**What you have to do**
Whenever "icon" appears in a line, please copy that line from the data.

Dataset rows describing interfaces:
****************

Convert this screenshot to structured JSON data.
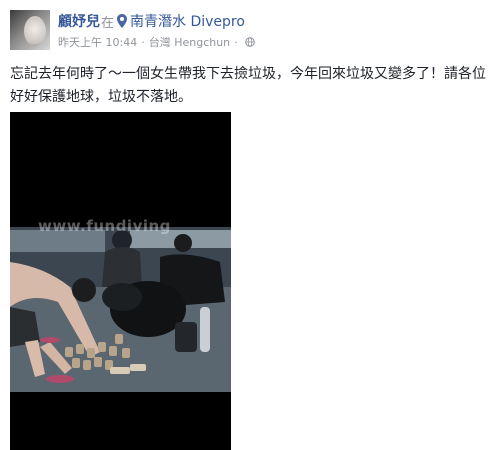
{
  "post": {
    "author": "顧妤兒",
    "at_text": "在",
    "location": "南青潛水 Divepro",
    "timestamp": "昨天上午 10:44",
    "place": "台灣 Hengchun",
    "privacy_icon": "globe-icon",
    "pin_icon": "map-pin-icon",
    "text": "忘記去年何時了～一個女生帶我下去撿垃圾，今年回來垃圾又變多了！請各位好好保護地球，垃圾不落地。",
    "photo": {
      "watermark": "www.fundiving"
    }
  },
  "colors": {
    "link": "#365899",
    "meta": "#90949c",
    "text": "#1d2129"
  }
}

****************

**Output for this task**
    "privacy_icon": "globe-icon",
    "pin_icon": "map-pin-icon",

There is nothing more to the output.